*** Opening of Data for processing ***
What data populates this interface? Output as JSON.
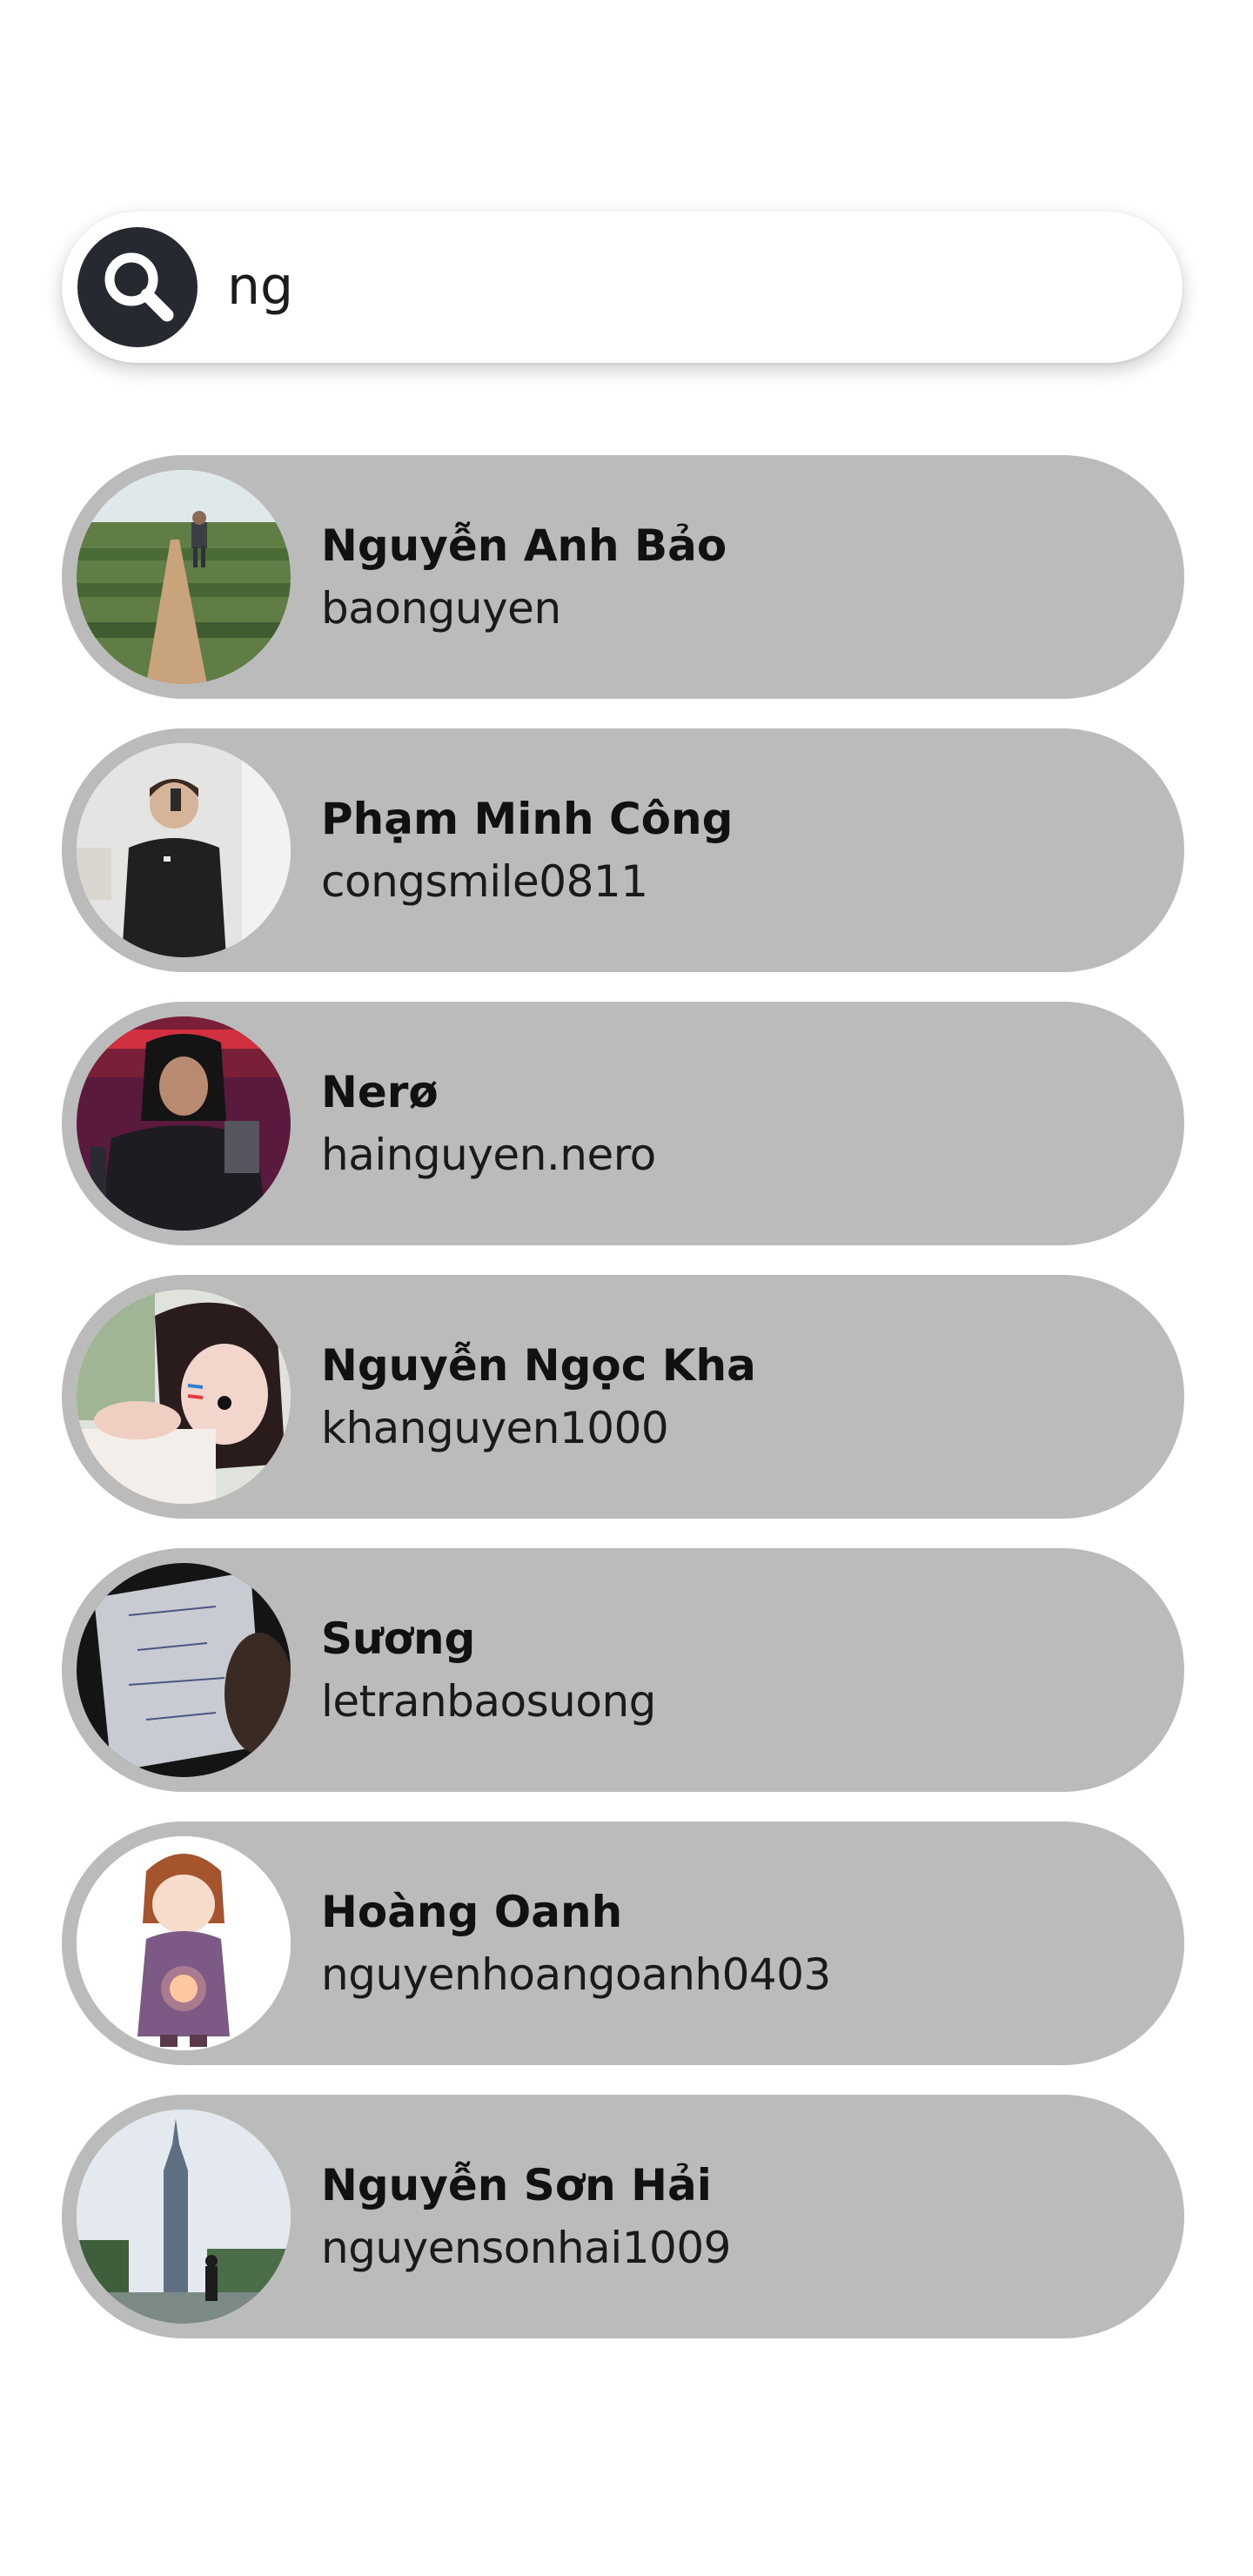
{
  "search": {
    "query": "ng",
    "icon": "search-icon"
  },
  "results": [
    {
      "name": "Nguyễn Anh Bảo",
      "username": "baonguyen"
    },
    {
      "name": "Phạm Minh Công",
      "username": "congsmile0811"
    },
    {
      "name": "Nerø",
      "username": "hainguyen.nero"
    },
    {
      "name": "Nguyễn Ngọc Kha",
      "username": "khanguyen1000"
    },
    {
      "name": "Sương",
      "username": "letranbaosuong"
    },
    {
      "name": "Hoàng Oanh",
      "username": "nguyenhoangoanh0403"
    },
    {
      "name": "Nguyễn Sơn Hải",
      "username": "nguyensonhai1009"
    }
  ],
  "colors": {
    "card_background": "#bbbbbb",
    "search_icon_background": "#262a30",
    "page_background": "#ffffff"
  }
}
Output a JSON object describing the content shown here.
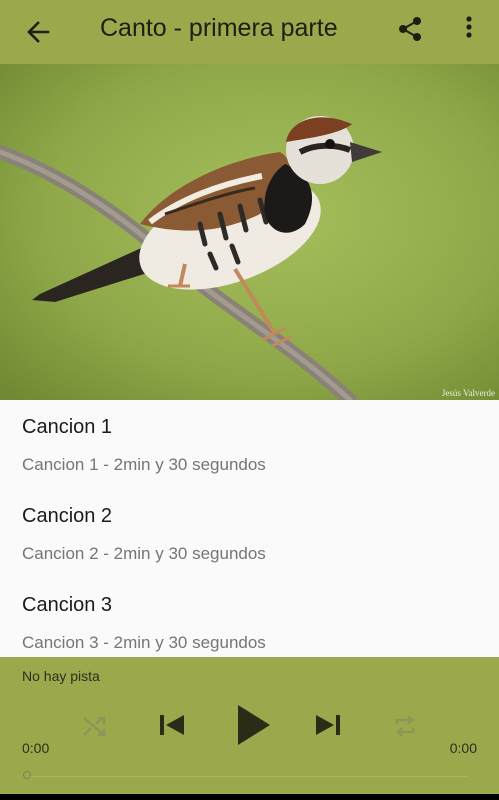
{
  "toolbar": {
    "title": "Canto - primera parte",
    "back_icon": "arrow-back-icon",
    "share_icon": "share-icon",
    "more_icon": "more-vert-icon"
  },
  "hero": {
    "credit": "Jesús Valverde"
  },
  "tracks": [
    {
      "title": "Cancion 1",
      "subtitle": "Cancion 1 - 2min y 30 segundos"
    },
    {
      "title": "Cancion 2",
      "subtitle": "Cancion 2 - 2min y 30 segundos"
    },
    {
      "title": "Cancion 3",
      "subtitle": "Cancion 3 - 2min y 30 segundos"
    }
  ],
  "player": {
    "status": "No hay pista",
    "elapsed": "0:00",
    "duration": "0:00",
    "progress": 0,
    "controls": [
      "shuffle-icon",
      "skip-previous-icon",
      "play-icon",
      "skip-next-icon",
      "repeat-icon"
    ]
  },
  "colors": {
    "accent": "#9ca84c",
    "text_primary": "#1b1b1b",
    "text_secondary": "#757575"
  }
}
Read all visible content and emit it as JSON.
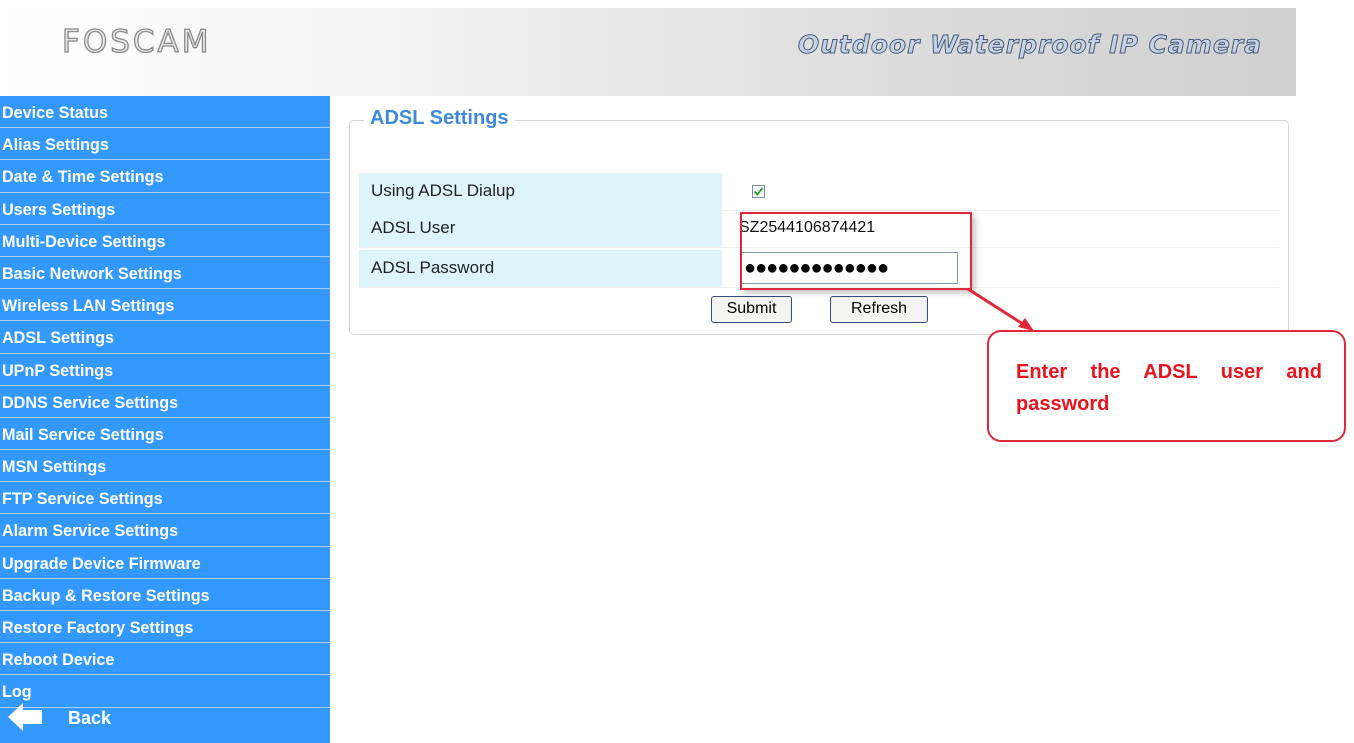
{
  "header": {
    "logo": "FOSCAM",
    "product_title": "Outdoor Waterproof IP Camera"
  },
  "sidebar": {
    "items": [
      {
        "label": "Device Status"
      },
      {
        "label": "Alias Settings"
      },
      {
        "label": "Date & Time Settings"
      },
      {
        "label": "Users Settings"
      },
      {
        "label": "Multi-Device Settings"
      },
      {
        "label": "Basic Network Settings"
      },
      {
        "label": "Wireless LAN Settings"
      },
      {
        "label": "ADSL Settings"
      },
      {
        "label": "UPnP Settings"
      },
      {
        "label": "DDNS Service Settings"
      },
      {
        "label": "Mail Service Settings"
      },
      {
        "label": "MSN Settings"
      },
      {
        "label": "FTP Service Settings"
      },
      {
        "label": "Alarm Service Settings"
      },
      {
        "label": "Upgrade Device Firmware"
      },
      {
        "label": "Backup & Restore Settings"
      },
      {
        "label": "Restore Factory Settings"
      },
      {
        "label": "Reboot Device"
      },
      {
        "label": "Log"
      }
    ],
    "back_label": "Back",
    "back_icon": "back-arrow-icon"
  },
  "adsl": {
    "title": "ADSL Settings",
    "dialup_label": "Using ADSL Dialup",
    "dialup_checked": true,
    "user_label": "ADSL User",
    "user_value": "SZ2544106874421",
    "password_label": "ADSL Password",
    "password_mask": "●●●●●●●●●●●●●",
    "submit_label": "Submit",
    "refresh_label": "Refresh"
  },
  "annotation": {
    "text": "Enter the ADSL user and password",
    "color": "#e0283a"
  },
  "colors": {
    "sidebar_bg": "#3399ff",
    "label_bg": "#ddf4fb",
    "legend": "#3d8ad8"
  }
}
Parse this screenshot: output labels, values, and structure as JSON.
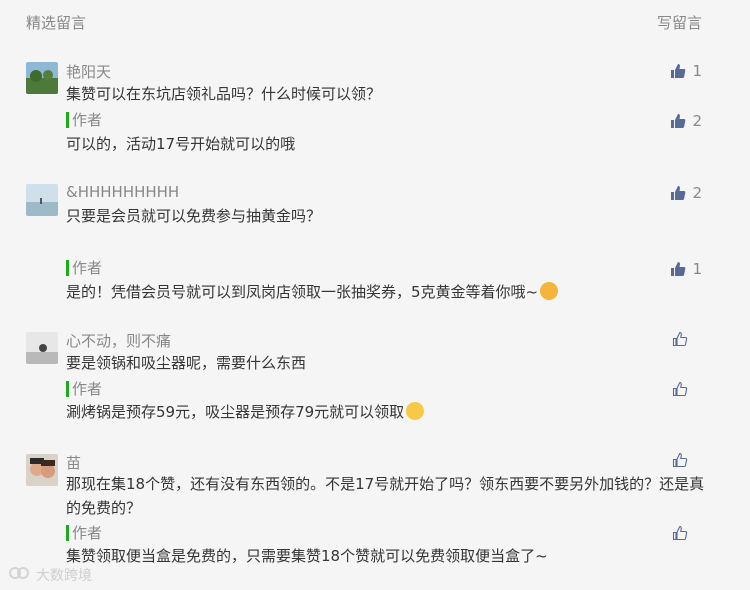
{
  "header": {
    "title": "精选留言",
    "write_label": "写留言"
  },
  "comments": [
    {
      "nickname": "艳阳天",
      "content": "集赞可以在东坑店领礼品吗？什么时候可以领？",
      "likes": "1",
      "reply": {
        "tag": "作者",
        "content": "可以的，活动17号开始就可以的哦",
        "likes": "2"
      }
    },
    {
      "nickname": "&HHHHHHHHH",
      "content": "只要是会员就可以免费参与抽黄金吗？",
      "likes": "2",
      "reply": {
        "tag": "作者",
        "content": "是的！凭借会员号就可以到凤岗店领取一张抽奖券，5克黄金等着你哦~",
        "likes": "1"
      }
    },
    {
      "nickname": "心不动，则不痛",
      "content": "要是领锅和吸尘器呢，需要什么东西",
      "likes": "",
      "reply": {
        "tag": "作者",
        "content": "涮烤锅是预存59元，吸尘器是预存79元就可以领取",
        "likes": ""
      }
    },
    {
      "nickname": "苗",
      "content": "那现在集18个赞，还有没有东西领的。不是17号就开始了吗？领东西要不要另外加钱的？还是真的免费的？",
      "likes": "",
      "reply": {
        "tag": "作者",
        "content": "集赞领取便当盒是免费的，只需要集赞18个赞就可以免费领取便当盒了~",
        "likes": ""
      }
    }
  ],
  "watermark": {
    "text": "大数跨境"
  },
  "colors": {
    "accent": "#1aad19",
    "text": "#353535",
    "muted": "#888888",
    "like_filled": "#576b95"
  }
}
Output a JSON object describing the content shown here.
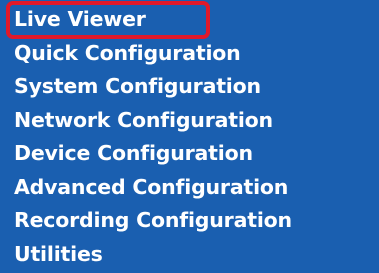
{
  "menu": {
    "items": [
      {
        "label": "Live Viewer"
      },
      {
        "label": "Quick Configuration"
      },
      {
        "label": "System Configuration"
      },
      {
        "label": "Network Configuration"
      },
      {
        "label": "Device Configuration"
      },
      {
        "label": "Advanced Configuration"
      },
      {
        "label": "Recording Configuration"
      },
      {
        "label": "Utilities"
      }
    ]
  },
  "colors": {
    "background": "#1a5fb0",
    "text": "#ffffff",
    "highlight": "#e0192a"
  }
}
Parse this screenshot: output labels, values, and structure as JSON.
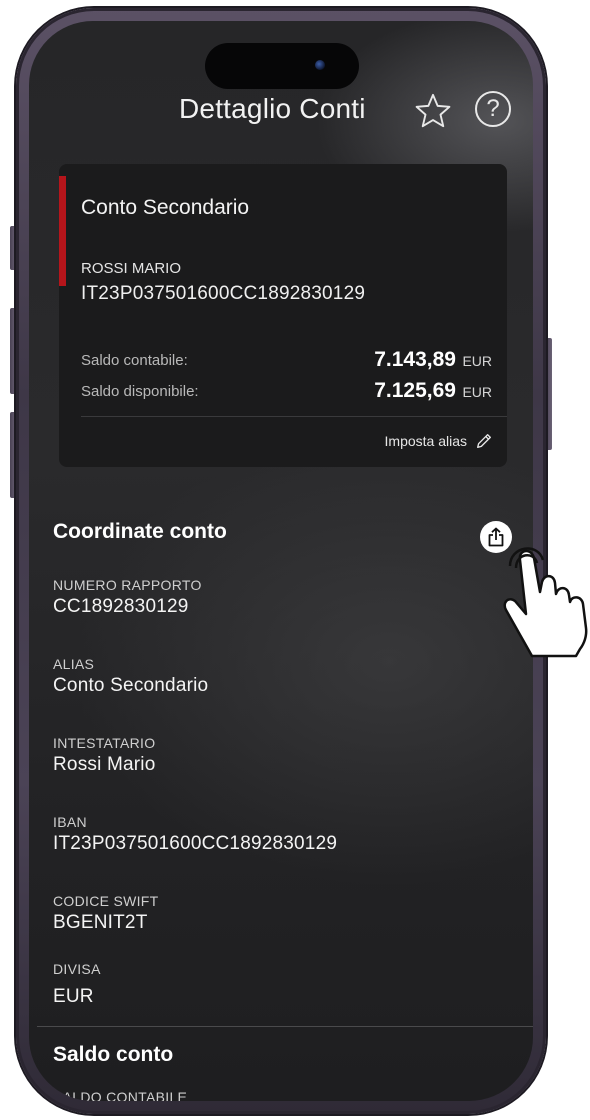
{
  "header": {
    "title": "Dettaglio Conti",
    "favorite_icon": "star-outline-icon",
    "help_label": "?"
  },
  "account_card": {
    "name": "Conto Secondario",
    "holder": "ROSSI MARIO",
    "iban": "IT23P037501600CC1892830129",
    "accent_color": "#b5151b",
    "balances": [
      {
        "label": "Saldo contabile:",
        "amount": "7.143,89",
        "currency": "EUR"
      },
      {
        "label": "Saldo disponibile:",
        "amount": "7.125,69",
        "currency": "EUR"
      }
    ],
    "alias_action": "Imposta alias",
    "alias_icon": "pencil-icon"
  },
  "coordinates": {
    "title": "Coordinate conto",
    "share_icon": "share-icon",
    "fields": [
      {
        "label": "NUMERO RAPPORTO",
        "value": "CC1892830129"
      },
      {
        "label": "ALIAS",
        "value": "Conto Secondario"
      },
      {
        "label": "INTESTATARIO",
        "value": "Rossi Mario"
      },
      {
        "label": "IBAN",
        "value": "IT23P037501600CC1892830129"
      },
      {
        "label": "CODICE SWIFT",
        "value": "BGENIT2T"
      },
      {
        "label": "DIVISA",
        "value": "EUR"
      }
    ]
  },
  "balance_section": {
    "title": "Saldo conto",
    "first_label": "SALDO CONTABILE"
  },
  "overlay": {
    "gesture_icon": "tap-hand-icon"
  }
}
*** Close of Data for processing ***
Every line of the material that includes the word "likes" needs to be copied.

      "likes": "1",
        "likes": "2"
      "likes": "2",
        "likes": "1"
      "likes": "",
        "likes": ""
      "likes": "",
        "likes": ""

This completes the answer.